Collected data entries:
= = = = =
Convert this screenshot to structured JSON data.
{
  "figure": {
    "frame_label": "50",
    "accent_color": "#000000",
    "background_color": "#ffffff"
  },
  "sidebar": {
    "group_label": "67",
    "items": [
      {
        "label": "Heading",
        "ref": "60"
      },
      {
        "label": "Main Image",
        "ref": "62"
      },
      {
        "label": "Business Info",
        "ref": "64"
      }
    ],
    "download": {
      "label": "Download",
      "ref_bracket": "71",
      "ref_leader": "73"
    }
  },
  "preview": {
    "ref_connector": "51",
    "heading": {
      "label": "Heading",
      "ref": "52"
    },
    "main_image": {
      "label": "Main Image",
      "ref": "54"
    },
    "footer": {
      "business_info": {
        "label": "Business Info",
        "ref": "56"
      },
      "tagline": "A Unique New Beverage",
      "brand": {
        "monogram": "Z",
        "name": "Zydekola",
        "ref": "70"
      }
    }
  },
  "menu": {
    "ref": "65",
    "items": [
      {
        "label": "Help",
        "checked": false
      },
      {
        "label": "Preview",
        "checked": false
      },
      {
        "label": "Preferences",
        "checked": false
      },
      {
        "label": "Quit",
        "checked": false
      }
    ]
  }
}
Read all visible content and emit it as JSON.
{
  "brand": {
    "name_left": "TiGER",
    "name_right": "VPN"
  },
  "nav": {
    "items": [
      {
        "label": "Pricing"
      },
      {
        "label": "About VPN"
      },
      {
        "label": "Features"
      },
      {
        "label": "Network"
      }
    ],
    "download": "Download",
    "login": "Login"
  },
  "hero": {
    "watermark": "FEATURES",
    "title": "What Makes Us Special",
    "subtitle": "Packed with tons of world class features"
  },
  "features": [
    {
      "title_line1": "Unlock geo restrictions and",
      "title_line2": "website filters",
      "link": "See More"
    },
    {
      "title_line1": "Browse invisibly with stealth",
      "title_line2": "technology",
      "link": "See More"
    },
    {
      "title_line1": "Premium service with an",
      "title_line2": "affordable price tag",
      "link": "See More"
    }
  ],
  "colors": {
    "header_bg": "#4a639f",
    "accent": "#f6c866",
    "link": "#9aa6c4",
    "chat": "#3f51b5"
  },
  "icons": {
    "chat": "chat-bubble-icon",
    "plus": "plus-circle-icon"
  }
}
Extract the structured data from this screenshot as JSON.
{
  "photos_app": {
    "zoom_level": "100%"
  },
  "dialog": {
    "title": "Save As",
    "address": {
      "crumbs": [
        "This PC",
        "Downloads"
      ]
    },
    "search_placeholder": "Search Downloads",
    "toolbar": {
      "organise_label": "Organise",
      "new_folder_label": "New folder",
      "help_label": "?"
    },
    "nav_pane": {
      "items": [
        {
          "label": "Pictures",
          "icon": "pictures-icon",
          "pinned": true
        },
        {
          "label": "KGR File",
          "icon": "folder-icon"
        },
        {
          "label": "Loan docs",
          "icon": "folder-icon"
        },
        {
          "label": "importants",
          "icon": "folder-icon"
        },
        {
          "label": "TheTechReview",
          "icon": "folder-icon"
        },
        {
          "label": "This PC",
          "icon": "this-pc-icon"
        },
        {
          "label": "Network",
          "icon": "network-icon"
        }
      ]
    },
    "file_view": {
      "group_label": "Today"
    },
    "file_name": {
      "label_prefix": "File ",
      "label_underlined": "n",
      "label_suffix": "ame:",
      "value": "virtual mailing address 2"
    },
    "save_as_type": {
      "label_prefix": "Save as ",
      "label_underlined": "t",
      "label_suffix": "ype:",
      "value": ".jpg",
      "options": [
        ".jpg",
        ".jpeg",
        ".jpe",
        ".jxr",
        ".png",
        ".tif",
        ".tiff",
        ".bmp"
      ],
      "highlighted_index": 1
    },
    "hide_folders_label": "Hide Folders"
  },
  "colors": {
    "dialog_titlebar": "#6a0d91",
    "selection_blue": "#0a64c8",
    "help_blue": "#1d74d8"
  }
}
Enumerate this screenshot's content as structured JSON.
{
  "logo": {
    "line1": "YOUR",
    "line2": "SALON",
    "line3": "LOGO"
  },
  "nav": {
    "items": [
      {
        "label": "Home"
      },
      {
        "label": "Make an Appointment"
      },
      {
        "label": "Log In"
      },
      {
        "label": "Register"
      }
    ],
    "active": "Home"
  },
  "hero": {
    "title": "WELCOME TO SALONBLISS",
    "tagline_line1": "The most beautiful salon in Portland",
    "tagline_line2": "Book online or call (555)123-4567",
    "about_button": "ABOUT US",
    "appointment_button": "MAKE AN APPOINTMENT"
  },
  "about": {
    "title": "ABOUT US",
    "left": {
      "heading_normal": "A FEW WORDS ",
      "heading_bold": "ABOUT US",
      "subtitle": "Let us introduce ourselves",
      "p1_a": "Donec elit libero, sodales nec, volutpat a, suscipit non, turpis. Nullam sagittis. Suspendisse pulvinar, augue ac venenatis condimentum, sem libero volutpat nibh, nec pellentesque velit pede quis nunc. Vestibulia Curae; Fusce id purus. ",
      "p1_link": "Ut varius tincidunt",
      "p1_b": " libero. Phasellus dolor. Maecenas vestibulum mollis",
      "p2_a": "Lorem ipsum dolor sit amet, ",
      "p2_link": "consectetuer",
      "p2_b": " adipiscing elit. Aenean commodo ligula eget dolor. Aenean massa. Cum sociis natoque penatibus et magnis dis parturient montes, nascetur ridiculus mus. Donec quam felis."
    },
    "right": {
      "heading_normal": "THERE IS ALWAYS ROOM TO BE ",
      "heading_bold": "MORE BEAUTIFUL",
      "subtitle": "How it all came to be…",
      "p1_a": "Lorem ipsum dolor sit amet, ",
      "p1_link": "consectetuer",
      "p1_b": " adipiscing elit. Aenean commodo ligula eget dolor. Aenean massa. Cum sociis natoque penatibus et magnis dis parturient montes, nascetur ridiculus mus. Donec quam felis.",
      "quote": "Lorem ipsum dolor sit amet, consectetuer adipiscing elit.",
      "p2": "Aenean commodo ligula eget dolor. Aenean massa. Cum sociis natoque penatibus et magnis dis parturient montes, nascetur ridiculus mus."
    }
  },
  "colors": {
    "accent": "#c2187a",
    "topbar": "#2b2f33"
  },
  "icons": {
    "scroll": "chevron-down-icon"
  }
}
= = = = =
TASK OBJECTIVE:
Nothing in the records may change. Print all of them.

RESPONSE TO THIS TASK:
Convert this screenshot to structured JSON data.
{
  "figure": {
    "frame_label": "50",
    "accent_color": "#000000",
    "background_color": "#ffffff"
  },
  "sidebar": {
    "group_label": "67",
    "items": [
      {
        "label": "Heading",
        "ref": "60"
      },
      {
        "label": "Main Image",
        "ref": "62"
      },
      {
        "label": "Business Info",
        "ref": "64"
      }
    ],
    "download": {
      "label": "Download",
      "ref_bracket": "71",
      "ref_leader": "73"
    }
  },
  "preview": {
    "ref_connector": "51",
    "heading": {
      "label": "Heading",
      "ref": "52"
    },
    "main_image": {
      "label": "Main Image",
      "ref": "54"
    },
    "footer": {
      "business_info": {
        "label": "Business Info",
        "ref": "56"
      },
      "tagline": "A Unique New Beverage",
      "brand": {
        "monogram": "Z",
        "name": "Zydekola",
        "ref": "70"
      }
    }
  },
  "menu": {
    "ref": "65",
    "items": [
      {
        "label": "Help",
        "checked": false
      },
      {
        "label": "Preview",
        "checked": false
      },
      {
        "label": "Preferences",
        "checked": false
      },
      {
        "label": "Quit",
        "checked": false
      }
    ]
  }
}
Read all visible content and emit it as JSON.
{
  "brand": {
    "name_left": "TiGER",
    "name_right": "VPN"
  },
  "nav": {
    "items": [
      {
        "label": "Pricing"
      },
      {
        "label": "About VPN"
      },
      {
        "label": "Features"
      },
      {
        "label": "Network"
      }
    ],
    "download": "Download",
    "login": "Login"
  },
  "hero": {
    "watermark": "FEATURES",
    "title": "What Makes Us Special",
    "subtitle": "Packed with tons of world class features"
  },
  "features": [
    {
      "title_line1": "Unlock geo restrictions and",
      "title_line2": "website filters",
      "link": "See More"
    },
    {
      "title_line1": "Browse invisibly with stealth",
      "title_line2": "technology",
      "link": "See More"
    },
    {
      "title_line1": "Premium service with an",
      "title_line2": "affordable price tag",
      "link": "See More"
    }
  ],
  "colors": {
    "header_bg": "#4a639f",
    "accent": "#f6c866",
    "link": "#9aa6c4",
    "chat": "#3f51b5"
  },
  "icons": {
    "chat": "chat-bubble-icon",
    "plus": "plus-circle-icon"
  }
}
Extract the structured data from this screenshot as JSON.
{
  "photos_app": {
    "zoom_level": "100%"
  },
  "dialog": {
    "title": "Save As",
    "address": {
      "crumbs": [
        "This PC",
        "Downloads"
      ]
    },
    "search_placeholder": "Search Downloads",
    "toolbar": {
      "organise_label": "Organise",
      "new_folder_label": "New folder",
      "help_label": "?"
    },
    "nav_pane": {
      "items": [
        {
          "label": "Pictures",
          "icon": "pictures-icon",
          "pinned": true
        },
        {
          "label": "KGR File",
          "icon": "folder-icon"
        },
        {
          "label": "Loan docs",
          "icon": "folder-icon"
        },
        {
          "label": "importants",
          "icon": "folder-icon"
        },
        {
          "label": "TheTechReview",
          "icon": "folder-icon"
        },
        {
          "label": "This PC",
          "icon": "this-pc-icon"
        },
        {
          "label": "Network",
          "icon": "network-icon"
        }
      ]
    },
    "file_view": {
      "group_label": "Today"
    },
    "file_name": {
      "label_prefix": "File ",
      "label_underlined": "n",
      "label_suffix": "ame:",
      "value": "virtual mailing address 2"
    },
    "save_as_type": {
      "label_prefix": "Save as ",
      "label_underlined": "t",
      "label_suffix": "ype:",
      "value": ".jpg",
      "options": [
        ".jpg",
        ".jpeg",
        ".jpe",
        ".jxr",
        ".png",
        ".tif",
        ".tiff",
        ".bmp"
      ],
      "highlighted_index": 1
    },
    "hide_folders_label": "Hide Folders"
  },
  "colors": {
    "dialog_titlebar": "#6a0d91",
    "selection_blue": "#0a64c8",
    "help_blue": "#1d74d8"
  }
}
Enumerate this screenshot's content as structured JSON.
{
  "logo": {
    "line1": "YOUR",
    "line2": "SALON",
    "line3": "LOGO"
  },
  "nav": {
    "items": [
      {
        "label": "Home"
      },
      {
        "label": "Make an Appointment"
      },
      {
        "label": "Log In"
      },
      {
        "label": "Register"
      }
    ],
    "active": "Home"
  },
  "hero": {
    "title": "WELCOME TO SALONBLISS",
    "tagline_line1": "The most beautiful salon in Portland",
    "tagline_line2": "Book online or call (555)123-4567",
    "about_button": "ABOUT US",
    "appointment_button": "MAKE AN APPOINTMENT"
  },
  "about": {
    "title": "ABOUT US",
    "left": {
      "heading_normal": "A FEW WORDS ",
      "heading_bold": "ABOUT US",
      "subtitle": "Let us introduce ourselves",
      "p1_a": "Donec elit libero, sodales nec, volutpat a, suscipit non, turpis. Nullam sagittis. Suspendisse pulvinar, augue ac venenatis condimentum, sem libero volutpat nibh, nec pellentesque velit pede quis nunc. Vestibulia Curae; Fusce id purus. ",
      "p1_link": "Ut varius tincidunt",
      "p1_b": " libero. Phasellus dolor. Maecenas vestibulum mollis",
      "p2_a": "Lorem ipsum dolor sit amet, ",
      "p2_link": "consectetuer",
      "p2_b": " adipiscing elit. Aenean commodo ligula eget dolor. Aenean massa. Cum sociis natoque penatibus et magnis dis parturient montes, nascetur ridiculus mus. Donec quam felis."
    },
    "right": {
      "heading_normal": "THERE IS ALWAYS ROOM TO BE ",
      "heading_bold": "MORE BEAUTIFUL",
      "subtitle": "How it all came to be…",
      "p1_a": "Lorem ipsum dolor sit amet, ",
      "p1_link": "consectetuer",
      "p1_b": " adipiscing elit. Aenean commodo ligula eget dolor. Aenean massa. Cum sociis natoque penatibus et magnis dis parturient montes, nascetur ridiculus mus. Donec quam felis.",
      "quote": "Lorem ipsum dolor sit amet, consectetuer adipiscing elit.",
      "p2": "Aenean commodo ligula eget dolor. Aenean massa. Cum sociis natoque penatibus et magnis dis parturient montes, nascetur ridiculus mus."
    }
  },
  "colors": {
    "accent": "#c2187a",
    "topbar": "#2b2f33"
  },
  "icons": {
    "scroll": "chevron-down-icon"
  }
}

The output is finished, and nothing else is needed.